NASHVILLE, Tenn. (WKRN) – It’s not uncommon when your car breaks down, that you get out of your car to check and see what’s happened.

However, often drivers don’t move over, because legally they don’t have to.

Now, AAA is pushing to expand Tennessee’s “Move Over Law” and increase the punishment for those who don’t follow it.

For those like Toni Calhoun and Ted Presgraves, it’s more than just a bill before lawmakers, it’s the aftermath of serious incidents they have had to go through.

“I was holding my leg like this, and right here, it was turned around backwards,” said Presgraves, as he pointed to the bottom of his leg.

Presgraves was working as a volunteer with the Tennessee City Volunteer Fire Department when he suffered a leg injury after officials say a U-Haul driver plowed into their tanker on I-40. Captain Presgraves was working the pump panel when the driver of a U-Haul van — later identified as 78-year-old Samuel Farmer — came full speed through the closed lane. 

“All I saw was sparks and metal,” described Presgraves. “I remember laying there thinking I’m going to die. Pedestrians don’t get hit on the interstate and live. It just don’t work like that.”

In Dickson County, Emergency Management reports there have been eight emergency vehicles hit on I-40 involving Dickson County within 10 months.

“I remember all the windows busting out, and I could just hear the sound of our sirens and it was loud. [I] did not know what was going on, and I remember the pressure from the truck whenever it hit, the roof collapsing down on my head,” remembered Calhoun from her incident.

She explained the stories are heartbreaking, and many don’t realize how important it is to keep people safe on the road.

“The truck driver that hit me to this day still claims that he did not see a fire truck, did not hear the sirens of the fire truck and did not hit a fire truck. So, I mean, I don’t know where he’s at,” said Calhoun, citing video evidence. “I didn’t care if I got injured at the time, I didn’t care if I died. I just cared that nobody else got hit because of me.”

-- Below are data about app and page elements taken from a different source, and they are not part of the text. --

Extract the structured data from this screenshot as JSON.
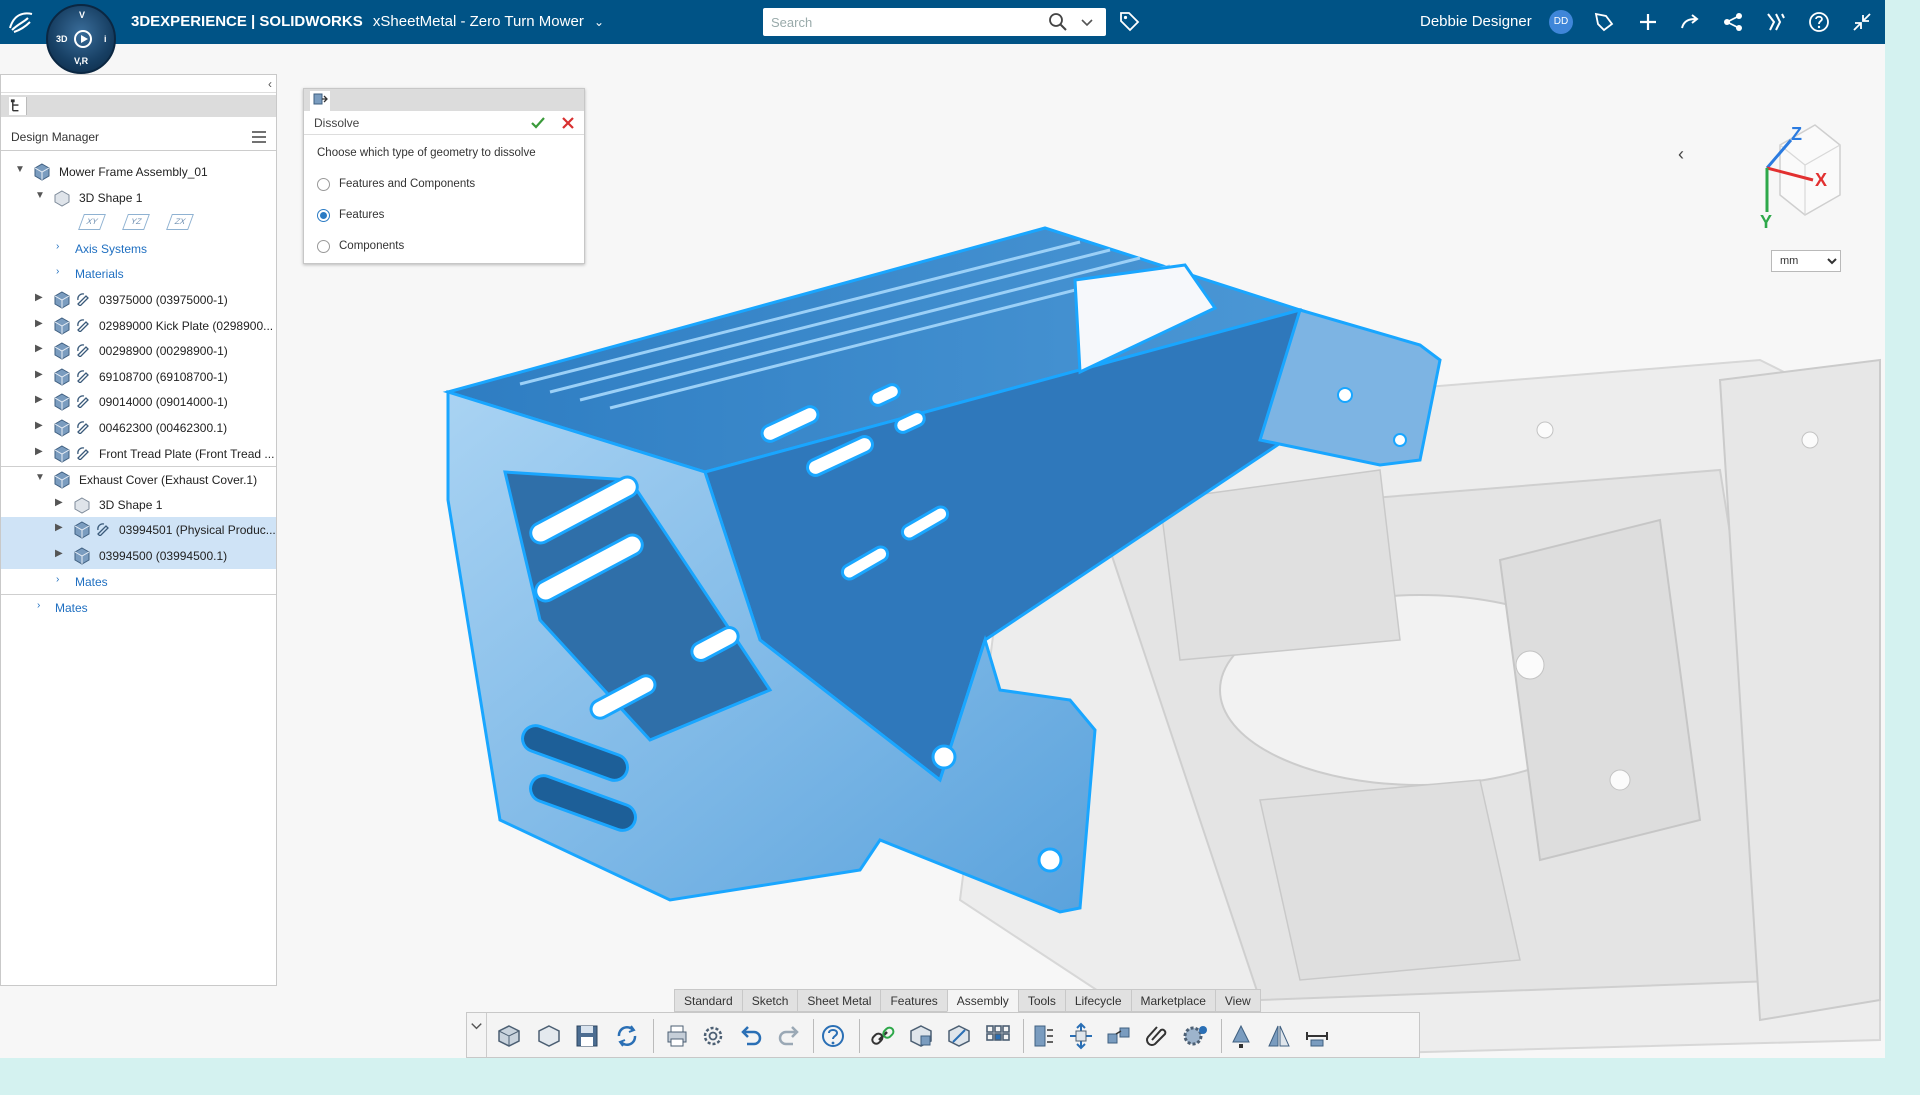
{
  "topbar": {
    "brand": "3DEXPERIENCE | SOLIDWORKS",
    "document_title": "xSheetMetal - Zero Turn Mower",
    "search_placeholder": "Search",
    "user_name": "Debbie Designer",
    "user_initials": "DD",
    "compass_labels": {
      "top": "V",
      "left": "3D",
      "right": "i",
      "bottom": "V,R"
    }
  },
  "left_panel": {
    "title": "Design Manager",
    "tree": [
      {
        "label": "Mower Frame Assembly_01"
      },
      {
        "label": "3D Shape 1"
      },
      {
        "plane_labels": [
          "XY",
          "YZ",
          "ZX"
        ]
      },
      {
        "label": "Axis Systems"
      },
      {
        "label": "Materials"
      },
      {
        "label": "03975000 (03975000-1)"
      },
      {
        "label": "02989000 Kick Plate (0298900..."
      },
      {
        "label": "00298900 (00298900-1)"
      },
      {
        "label": "69108700 (69108700-1)"
      },
      {
        "label": "09014000 (09014000-1)"
      },
      {
        "label": "00462300 (00462300.1)"
      },
      {
        "label": "Front Tread Plate (Front Tread ..."
      },
      {
        "label": "Exhaust Cover (Exhaust Cover.1)"
      },
      {
        "label": "3D Shape 1"
      },
      {
        "label": "03994501 (Physical Produc..."
      },
      {
        "label": "03994500 (03994500.1)"
      },
      {
        "label": "Mates"
      },
      {
        "label": "Mates"
      }
    ]
  },
  "dialog": {
    "title": "Dissolve",
    "prompt": "Choose which type of geometry to dissolve",
    "options": [
      {
        "label": "Features and Components",
        "selected": false
      },
      {
        "label": "Features",
        "selected": true
      },
      {
        "label": "Components",
        "selected": false
      }
    ]
  },
  "viewport": {
    "triad": {
      "x": "X",
      "y": "Y",
      "z": "Z"
    },
    "unit": "mm"
  },
  "toolbar": {
    "tabs": [
      "Standard",
      "Sketch",
      "Sheet Metal",
      "Features",
      "Assembly",
      "Tools",
      "Lifecycle",
      "Marketplace",
      "View"
    ],
    "active_tab": "Assembly",
    "tools": [
      "insert-part-icon",
      "new-part-icon",
      "save-icon",
      "rebuild-icon",
      "print-icon",
      "options-gear-icon",
      "undo-icon",
      "redo-icon",
      "help-icon",
      "link-chain-icon",
      "part-icon-1",
      "part-icon-2",
      "pattern-icon",
      "flexible-icon",
      "move-component-icon",
      "explode-icon",
      "paperclip-icon",
      "gear-assembly-icon",
      "fastener-icon",
      "mirror-icon",
      "measure-icon"
    ]
  },
  "colors": {
    "topbar": "#005386",
    "accent": "#1a9ee8",
    "model_fill": "#3f8fd3",
    "avatar": "#3f86d9",
    "triad_x": "#e23030",
    "triad_y": "#2ea84a",
    "triad_z": "#2b7be0",
    "dialog_ok": "#3a9a3a",
    "dialog_close": "#d83030"
  }
}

Currently, all 50 states require drivers to move over for first responders and tow trucks, but only nine states have laws requiring them to move for disabled vehicles on the side of the road, according to AAA. Tennessee is not one of them.

“Unfortunately in the last year, in the Memphis area, we’ve had a paramedic, a firefighter, a TDOT employee and an MLGW worker all killed in the line of duty because of people failing to move over,” said Representative John Gillespie (R-Memphis).

This month, House Bill 0092, would increase the fine for those who don’t move over, and it would change the language of the law to include all vehicles with hazard lights on.

A new study by AAA revealed 60% of roadside workers experienced a near miss while working, and 15% of them reported surviving being hit themselves.

“I would love to see stricter laws. I truly believe that people are at the point now where they don’t believe they’re going to get in trouble. ‘I speed past a firetruck on the side of the road, they’re not going to come after me,’ and that’s what we see all the time,” said Calhoun.

According to Calhoun, the following are incidents in which an emergency vehicle was hit in Dickson County:

Sept. 14, 2021 – A THP Trooper’s car was hit while parked in a construction zone. The Trooper was inside the car. No injuries.

Sept. 15, 2021 Two Dickson County Sheriff’s Office patrol cars were hit blocking a lane for an MVA. Deputies and firefighters had just walked away from the vehicles before they were hit. No injuries.

Sept. 22, 2021 Two THP and Dickson County Sheriff’s Office patrol cars were all parked on the shoulder, working a wreck when a vehicle side-swiped all three cars. One deputy was sent to the ER to be checked after being hit in the driver’s side door.

May 4, 2022 – Dickson County EMA/Fire engine was hit in the rear by a semi while responding to an accident. Firefighter was able to self-extricate. Firefighter was sent to the ER with minor injuries.